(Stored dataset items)
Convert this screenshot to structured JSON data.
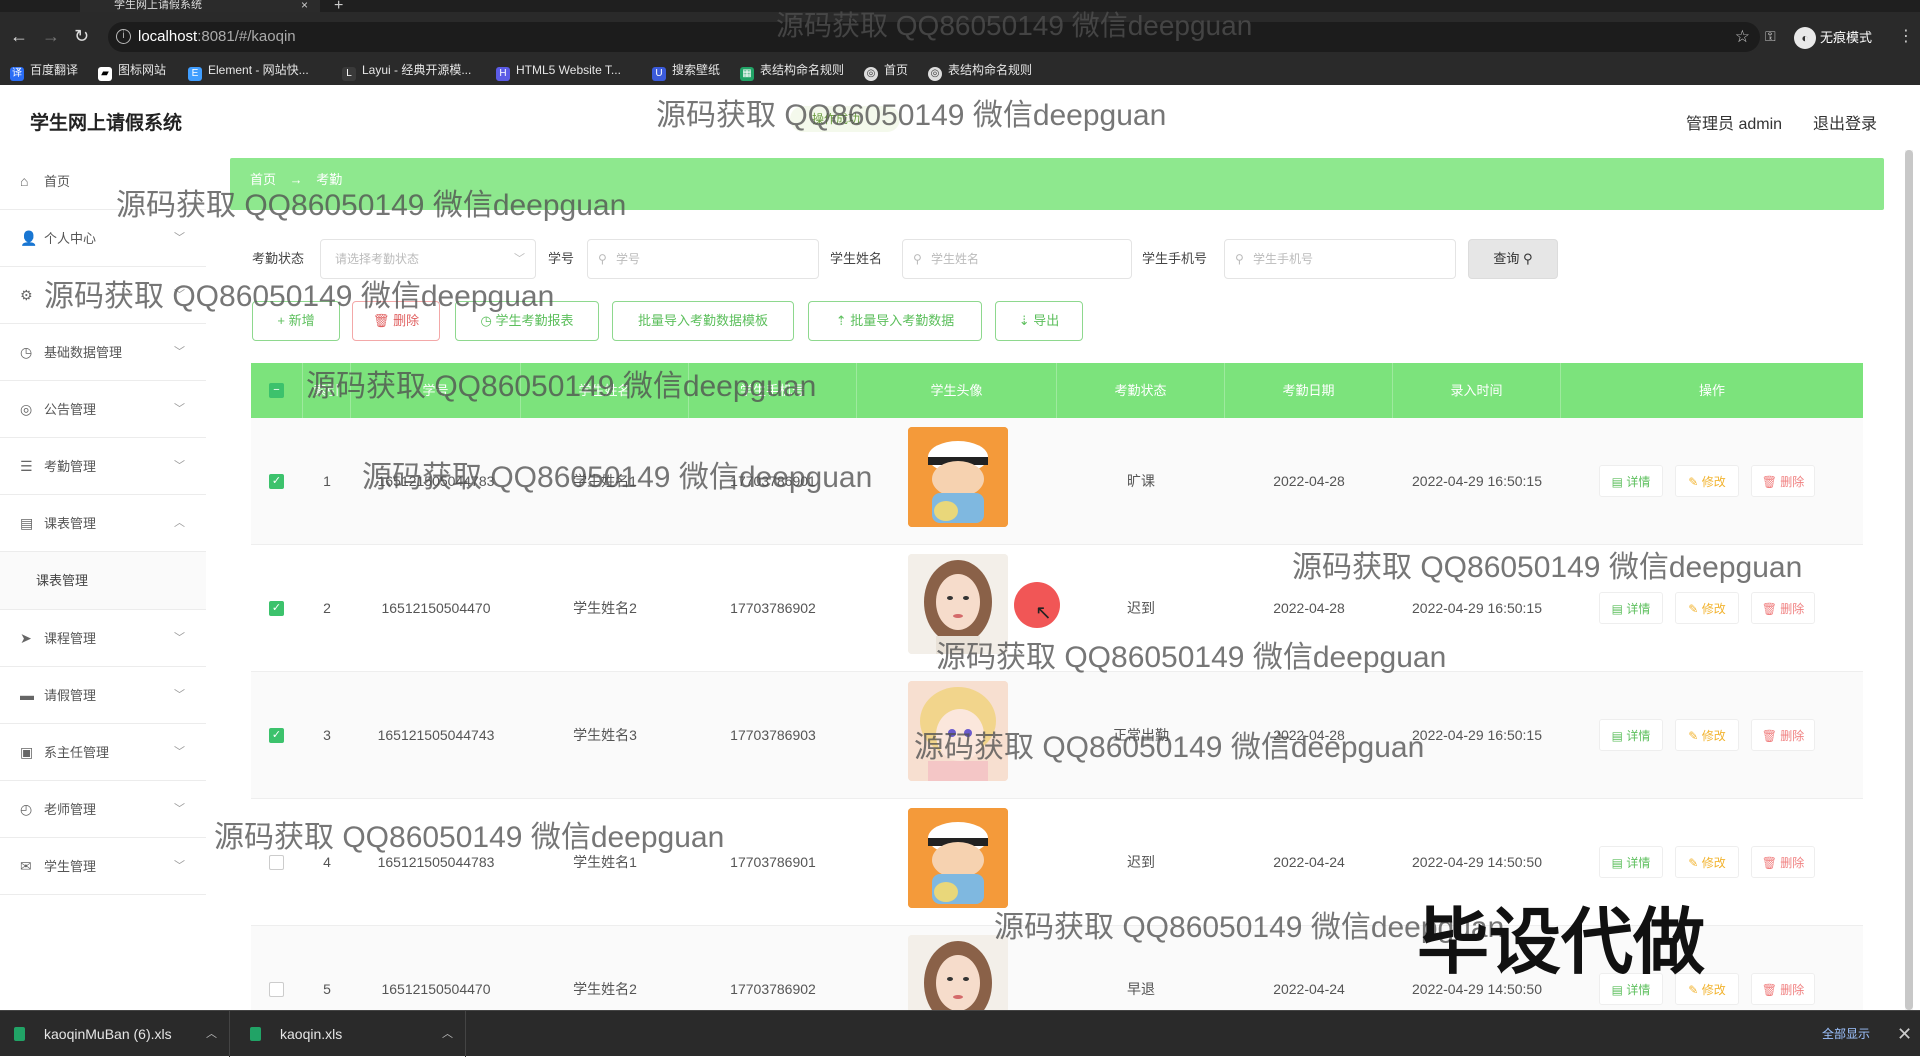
{
  "browser": {
    "tab_title": "学生网上请假系统",
    "new_tab": "+",
    "url_host": "localhost",
    "url_path": ":8081/#/kaoqin",
    "incognito_label": "无痕模式",
    "bookmarks": [
      "百度翻译",
      "图标网站",
      "Element - 网站快...",
      "Layui - 经典开源模...",
      "HTML5 Website T...",
      "搜索壁纸",
      "表结构命名规则",
      "首页",
      "表结构命名规则"
    ]
  },
  "header": {
    "app_title": "学生网上请假系统",
    "admin_label": "管理员 admin",
    "logout": "退出登录",
    "badge": "操作成功"
  },
  "sidebar": {
    "items": [
      {
        "label": "首页",
        "icon": "home-icon"
      },
      {
        "label": "个人中心",
        "icon": "user-icon"
      },
      {
        "label": "",
        "icon": "settings-icon"
      },
      {
        "label": "基础数据管理",
        "icon": "clock-icon"
      },
      {
        "label": "公告管理",
        "icon": "megaphone-icon"
      },
      {
        "label": "考勤管理",
        "icon": "list-icon"
      },
      {
        "label": "课表管理",
        "icon": "book-icon"
      },
      {
        "label": "课程管理",
        "icon": "send-icon"
      },
      {
        "label": "请假管理",
        "icon": "monitor-icon"
      },
      {
        "label": "系主任管理",
        "icon": "building-icon"
      },
      {
        "label": "老师管理",
        "icon": "compass-icon"
      },
      {
        "label": "学生管理",
        "icon": "mail-icon"
      }
    ],
    "sub_item": "课表管理"
  },
  "breadcrumb": {
    "home": "首页",
    "sep": "→",
    "current": "考勤"
  },
  "search": {
    "status_label": "考勤状态",
    "status_placeholder": "请选择考勤状态",
    "xuehao_label": "学号",
    "xuehao_placeholder": "学号",
    "name_label": "学生姓名",
    "name_placeholder": "学生姓名",
    "phone_label": "学生手机号",
    "phone_placeholder": "学生手机号",
    "query_button": "查询"
  },
  "actions": {
    "add": "+ 新增",
    "delete": "删除",
    "report": "学生考勤报表",
    "template": "批量导入考勤数据模板",
    "import": "批量导入考勤数据",
    "export": "导出"
  },
  "table": {
    "headers": [
      "",
      "索引",
      "学号",
      "学生姓名",
      "学生手机号",
      "学生头像",
      "考勤状态",
      "考勤日期",
      "录入时间",
      "操作"
    ],
    "ops": {
      "view": "详情",
      "edit": "修改",
      "del": "删除"
    },
    "rows": [
      {
        "idx": "1",
        "xuehao": "165121505044783",
        "name": "学生姓名1",
        "phone": "17703786901",
        "avatar": "boy",
        "status": "旷课",
        "date": "2022-04-28",
        "time": "2022-04-29 16:50:15",
        "checked": true
      },
      {
        "idx": "2",
        "xuehao": "16512150504470",
        "name": "学生姓名2",
        "phone": "17703786902",
        "avatar": "girl",
        "status": "迟到",
        "date": "2022-04-28",
        "time": "2022-04-29 16:50:15",
        "checked": true
      },
      {
        "idx": "3",
        "xuehao": "165121505044743",
        "name": "学生姓名3",
        "phone": "17703786903",
        "avatar": "anime",
        "status": "正常出勤",
        "date": "2022-04-28",
        "time": "2022-04-29 16:50:15",
        "checked": true
      },
      {
        "idx": "4",
        "xuehao": "165121505044783",
        "name": "学生姓名1",
        "phone": "17703786901",
        "avatar": "boy",
        "status": "迟到",
        "date": "2022-04-24",
        "time": "2022-04-29 14:50:50",
        "checked": false
      },
      {
        "idx": "5",
        "xuehao": "16512150504470",
        "name": "学生姓名2",
        "phone": "17703786902",
        "avatar": "girl",
        "status": "早退",
        "date": "2022-04-24",
        "time": "2022-04-29 14:50:50",
        "checked": false
      }
    ]
  },
  "watermark": "源码获取 QQ86050149 微信deepguan",
  "big_watermark": "毕设代做",
  "downloads": [
    {
      "name": "kaoqinMuBan (6).xls"
    },
    {
      "name": "kaoqin.xls"
    }
  ],
  "show_all": "全部显示",
  "colors": {
    "accent": "#7ce37c",
    "breadcrumb": "#8ee88e",
    "edit": "#f2b431",
    "danger": "#f08080"
  }
}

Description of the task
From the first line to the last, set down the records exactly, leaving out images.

Task response
Convert this screenshot to structured JSON data.
{
  "browser": {
    "tab_title": "学生网上请假系统",
    "new_tab": "+",
    "url_host": "localhost",
    "url_path": ":8081/#/kaoqin",
    "incognito_label": "无痕模式",
    "bookmarks": [
      "百度翻译",
      "图标网站",
      "Element - 网站快...",
      "Layui - 经典开源模...",
      "HTML5 Website T...",
      "搜索壁纸",
      "表结构命名规则",
      "首页",
      "表结构命名规则"
    ]
  },
  "header": {
    "app_title": "学生网上请假系统",
    "admin_label": "管理员 admin",
    "logout": "退出登录",
    "badge": "操作成功"
  },
  "sidebar": {
    "items": [
      {
        "label": "首页",
        "icon": "home-icon"
      },
      {
        "label": "个人中心",
        "icon": "user-icon"
      },
      {
        "label": "",
        "icon": "settings-icon"
      },
      {
        "label": "基础数据管理",
        "icon": "clock-icon"
      },
      {
        "label": "公告管理",
        "icon": "megaphone-icon"
      },
      {
        "label": "考勤管理",
        "icon": "list-icon"
      },
      {
        "label": "课表管理",
        "icon": "book-icon"
      },
      {
        "label": "课程管理",
        "icon": "send-icon"
      },
      {
        "label": "请假管理",
        "icon": "monitor-icon"
      },
      {
        "label": "系主任管理",
        "icon": "building-icon"
      },
      {
        "label": "老师管理",
        "icon": "compass-icon"
      },
      {
        "label": "学生管理",
        "icon": "mail-icon"
      }
    ],
    "sub_item": "课表管理"
  },
  "breadcrumb": {
    "home": "首页",
    "sep": "→",
    "current": "考勤"
  },
  "search": {
    "status_label": "考勤状态",
    "status_placeholder": "请选择考勤状态",
    "xuehao_label": "学号",
    "xuehao_placeholder": "学号",
    "name_label": "学生姓名",
    "name_placeholder": "学生姓名",
    "phone_label": "学生手机号",
    "phone_placeholder": "学生手机号",
    "query_button": "查询"
  },
  "actions": {
    "add": "+ 新增",
    "delete": "删除",
    "report": "学生考勤报表",
    "template": "批量导入考勤数据模板",
    "import": "批量导入考勤数据",
    "export": "导出"
  },
  "table": {
    "headers": [
      "",
      "索引",
      "学号",
      "学生姓名",
      "学生手机号",
      "学生头像",
      "考勤状态",
      "考勤日期",
      "录入时间",
      "操作"
    ],
    "ops": {
      "view": "详情",
      "edit": "修改",
      "del": "删除"
    },
    "rows": [
      {
        "idx": "1",
        "xuehao": "165121505044783",
        "name": "学生姓名1",
        "phone": "17703786901",
        "avatar": "boy",
        "status": "旷课",
        "date": "2022-04-28",
        "time": "2022-04-29 16:50:15",
        "checked": true
      },
      {
        "idx": "2",
        "xuehao": "16512150504470",
        "name": "学生姓名2",
        "phone": "17703786902",
        "avatar": "girl",
        "status": "迟到",
        "date": "2022-04-28",
        "time": "2022-04-29 16:50:15",
        "checked": true
      },
      {
        "idx": "3",
        "xuehao": "165121505044743",
        "name": "学生姓名3",
        "phone": "17703786903",
        "avatar": "anime",
        "status": "正常出勤",
        "date": "2022-04-28",
        "time": "2022-04-29 16:50:15",
        "checked": true
      },
      {
        "idx": "4",
        "xuehao": "165121505044783",
        "name": "学生姓名1",
        "phone": "17703786901",
        "avatar": "boy",
        "status": "迟到",
        "date": "2022-04-24",
        "time": "2022-04-29 14:50:50",
        "checked": false
      },
      {
        "idx": "5",
        "xuehao": "16512150504470",
        "name": "学生姓名2",
        "phone": "17703786902",
        "avatar": "girl",
        "status": "早退",
        "date": "2022-04-24",
        "time": "2022-04-29 14:50:50",
        "checked": false
      }
    ]
  },
  "watermark": "源码获取 QQ86050149 微信deepguan",
  "big_watermark": "毕设代做",
  "downloads": [
    {
      "name": "kaoqinMuBan (6).xls"
    },
    {
      "name": "kaoqin.xls"
    }
  ],
  "show_all": "全部显示",
  "colors": {
    "accent": "#7ce37c",
    "breadcrumb": "#8ee88e",
    "edit": "#f2b431",
    "danger": "#f08080"
  }
}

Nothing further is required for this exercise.